Tuesday, January 21, 2014

Communist Manifesto and Melodrama

         The Communist Manifesto mainly aims to convey communists’ perspectives and thoughts. With an emphasis on the oppressing and the oppressed, the Manifesto unavoidably builds two opposites now and then throughout all sections. In the section on bourgeois and proletarians, laborers belong to the proletarian class are depicted as victims deprived of recognition of their own virtues. 

"Owing to the extensive use of machinery, and to the division of labour, the work of proletarians has lost all individual character, and, consequently, all charm for the workman. He becomes an appendage of the machine..."(18) 

        Because of the uniformity of machinery, proletarian workers gradually “lose individual character” and become “instruments of labor”. Marx, however, indicates that proletarians are instrumental to revolutionize the bourgeois class and build up a new class once they stop fighting each other and realize the significance of concentrating their strength. Knowing their own powers, the victim hero here, the proletarians, can become the lethal weapon that’s antagonistic to the bourgeois. 
        In the following section on proletarians and communists, Marx states that class distinctions should disappear and the workers should be the ruling class and eliminate private property. To me, melodramatic sentences could be an effective technique Marx employed to convince the readers of the ideas expressed in Manifesto. It's noticeable that Marx's tone is rather sarcastic and melodramatic.
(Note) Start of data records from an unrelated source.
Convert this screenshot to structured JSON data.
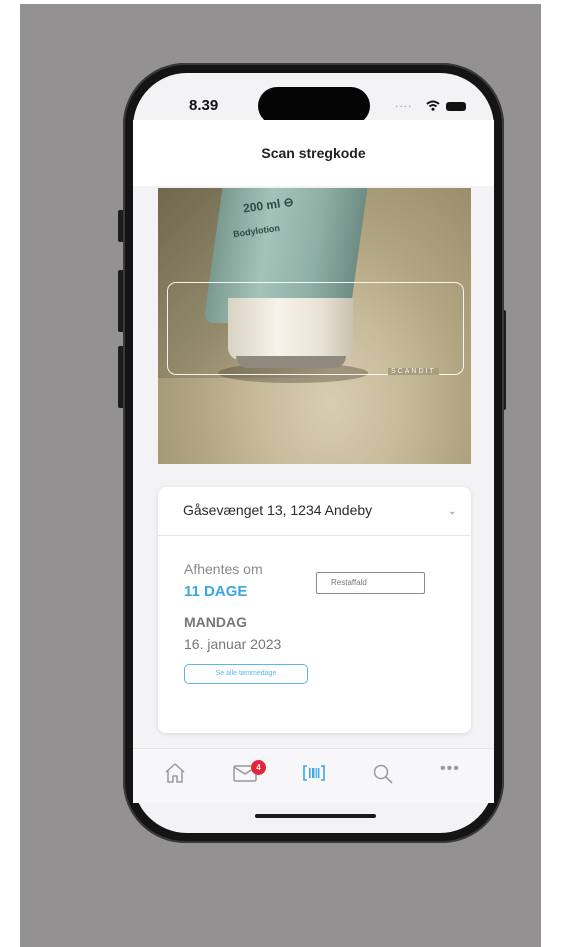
{
  "status_bar": {
    "time": "8.39",
    "signal": "...."
  },
  "header": {
    "title": "Scan stregkode"
  },
  "scanner": {
    "brand_label": "SCANDIT",
    "product_text_1": "200 ml ⊖",
    "product_text_2": "Bodylotion"
  },
  "card": {
    "address": "Gåsevænget 13, 1234 Andeby",
    "pickup_label": "Afhentes om",
    "days_until": "11 DAGE",
    "waste_type": "Restaffald",
    "weekday": "MANDAG",
    "date": "16. januar 2023",
    "all_dates_button": "Se alle tømmedage"
  },
  "tab_bar": {
    "items": [
      {
        "name": "home",
        "icon": "home-icon"
      },
      {
        "name": "messages",
        "icon": "mail-icon",
        "badge": "4"
      },
      {
        "name": "scan",
        "icon": "barcode-scan-icon"
      },
      {
        "name": "search",
        "icon": "search-icon"
      },
      {
        "name": "more",
        "icon": "more-icon",
        "label": "•••"
      }
    ]
  },
  "colors": {
    "accent": "#3ba7e0",
    "badge": "#e0283a",
    "background": "#939191"
  }
}
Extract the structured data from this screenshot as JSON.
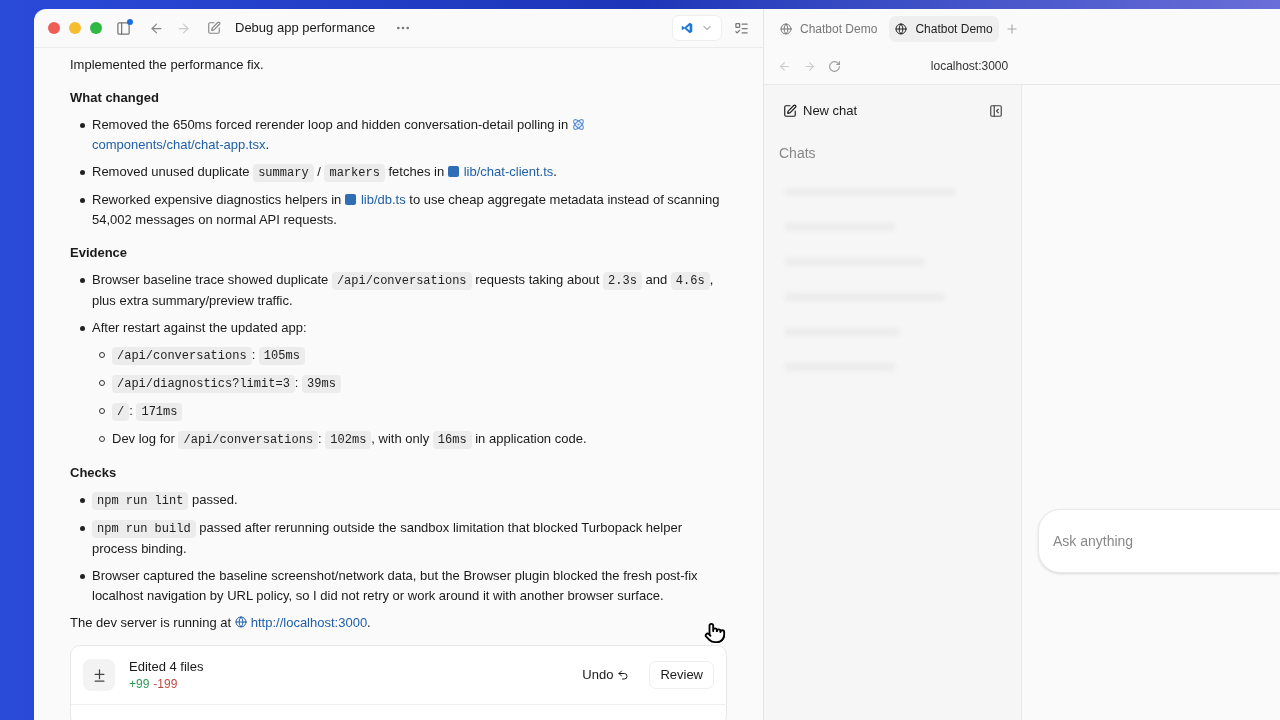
{
  "window": {
    "title": "Debug app performance"
  },
  "message": [
    {
      "kind": "paragraph",
      "parts": [
        {
          "kind": "text",
          "text": "Implemented the performance fix."
        }
      ]
    },
    {
      "kind": "heading",
      "text": "What changed"
    },
    {
      "kind": "list",
      "items": [
        {
          "parts": [
            {
              "kind": "text",
              "text": "Removed the 650ms forced rerender loop and hidden conversation-detail polling in "
            },
            {
              "kind": "react-file",
              "text": "components/chat/chat-app.tsx"
            },
            {
              "kind": "text",
              "text": "."
            }
          ]
        },
        {
          "parts": [
            {
              "kind": "text",
              "text": "Removed unused duplicate "
            },
            {
              "kind": "code",
              "text": "summary"
            },
            {
              "kind": "text",
              "text": " / "
            },
            {
              "kind": "code",
              "text": "markers"
            },
            {
              "kind": "text",
              "text": " fetches in "
            },
            {
              "kind": "ts-file",
              "text": "lib/chat-client.ts"
            },
            {
              "kind": "text",
              "text": "."
            }
          ]
        },
        {
          "parts": [
            {
              "kind": "text",
              "text": "Reworked expensive diagnostics helpers in "
            },
            {
              "kind": "ts-file",
              "text": "lib/db.ts"
            },
            {
              "kind": "text",
              "text": " to use cheap aggregate metadata instead of scanning 54,002 messages on normal API requests."
            }
          ]
        }
      ]
    },
    {
      "kind": "heading",
      "text": "Evidence"
    },
    {
      "kind": "list",
      "items": [
        {
          "parts": [
            {
              "kind": "text",
              "text": "Browser baseline trace showed duplicate "
            },
            {
              "kind": "code",
              "text": "/api/conversations"
            },
            {
              "kind": "text",
              "text": " requests taking about "
            },
            {
              "kind": "code",
              "text": "2.3s"
            },
            {
              "kind": "text",
              "text": " and "
            },
            {
              "kind": "code",
              "text": "4.6s"
            },
            {
              "kind": "text",
              "text": ", plus extra summary/preview traffic."
            }
          ]
        },
        {
          "parts": [
            {
              "kind": "text",
              "text": "After restart against the updated app:"
            }
          ],
          "children": [
            {
              "parts": [
                {
                  "kind": "code",
                  "text": "/api/conversations"
                },
                {
                  "kind": "text",
                  "text": ": "
                },
                {
                  "kind": "code",
                  "text": "105ms"
                }
              ]
            },
            {
              "parts": [
                {
                  "kind": "code",
                  "text": "/api/diagnostics?limit=3"
                },
                {
                  "kind": "text",
                  "text": ": "
                },
                {
                  "kind": "code",
                  "text": "39ms"
                }
              ]
            },
            {
              "parts": [
                {
                  "kind": "code",
                  "text": "/"
                },
                {
                  "kind": "text",
                  "text": ": "
                },
                {
                  "kind": "code",
                  "text": "171ms"
                }
              ]
            },
            {
              "parts": [
                {
                  "kind": "text",
                  "text": "Dev log for "
                },
                {
                  "kind": "code",
                  "text": "/api/conversations"
                },
                {
                  "kind": "text",
                  "text": ": "
                },
                {
                  "kind": "code",
                  "text": "102ms"
                },
                {
                  "kind": "text",
                  "text": ", with only "
                },
                {
                  "kind": "code",
                  "text": "16ms"
                },
                {
                  "kind": "text",
                  "text": " in application code."
                }
              ]
            }
          ]
        }
      ]
    },
    {
      "kind": "heading",
      "text": "Checks"
    },
    {
      "kind": "list",
      "items": [
        {
          "parts": [
            {
              "kind": "code",
              "text": "npm run lint"
            },
            {
              "kind": "text",
              "text": " passed."
            }
          ]
        },
        {
          "parts": [
            {
              "kind": "code",
              "text": "npm run build"
            },
            {
              "kind": "text",
              "text": " passed after rerunning outside the sandbox limitation that blocked Turbopack helper process binding."
            }
          ]
        },
        {
          "parts": [
            {
              "kind": "text",
              "text": "Browser captured the baseline screenshot/network data, but the Browser plugin blocked the fresh post-fix localhost navigation by URL policy, so I did not retry or work around it with another browser surface."
            }
          ]
        }
      ]
    },
    {
      "kind": "paragraph",
      "parts": [
        {
          "kind": "text",
          "text": "The dev server is running at "
        },
        {
          "kind": "url",
          "text": "http://localhost:3000"
        },
        {
          "kind": "text",
          "text": "."
        }
      ]
    }
  ],
  "edit_summary": {
    "title": "Edited 4 files",
    "added": "+99",
    "removed": "-199",
    "undo": "Undo",
    "review": "Review"
  },
  "browser": {
    "tabs": [
      {
        "label": "Chatbot Demo",
        "selected": false
      },
      {
        "label": "Chatbot Demo",
        "selected": true
      }
    ],
    "address": "localhost:3000",
    "new_chat": "New chat",
    "chats_heading": "Chats",
    "composer": {
      "placeholder": "Ask anything"
    }
  }
}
On page 24, he says"don't wrangle with us so long as you apply, to our intended abolition of bourgeois property, the standard of your bourgeois notions of freedom , culture, law, &c. Your very ideas are but the outgrowth of the conditions of your bourgeois production and bourgeois property, just as your jurisprudence is but the will of your class made into a law for all..."Marx may not be able to influence so many people if it weren't for his strong and harsh language. 

No comments:

Post a Comment

Comments are restricted to course members only.

Note: Only a member of this blog may post a comment.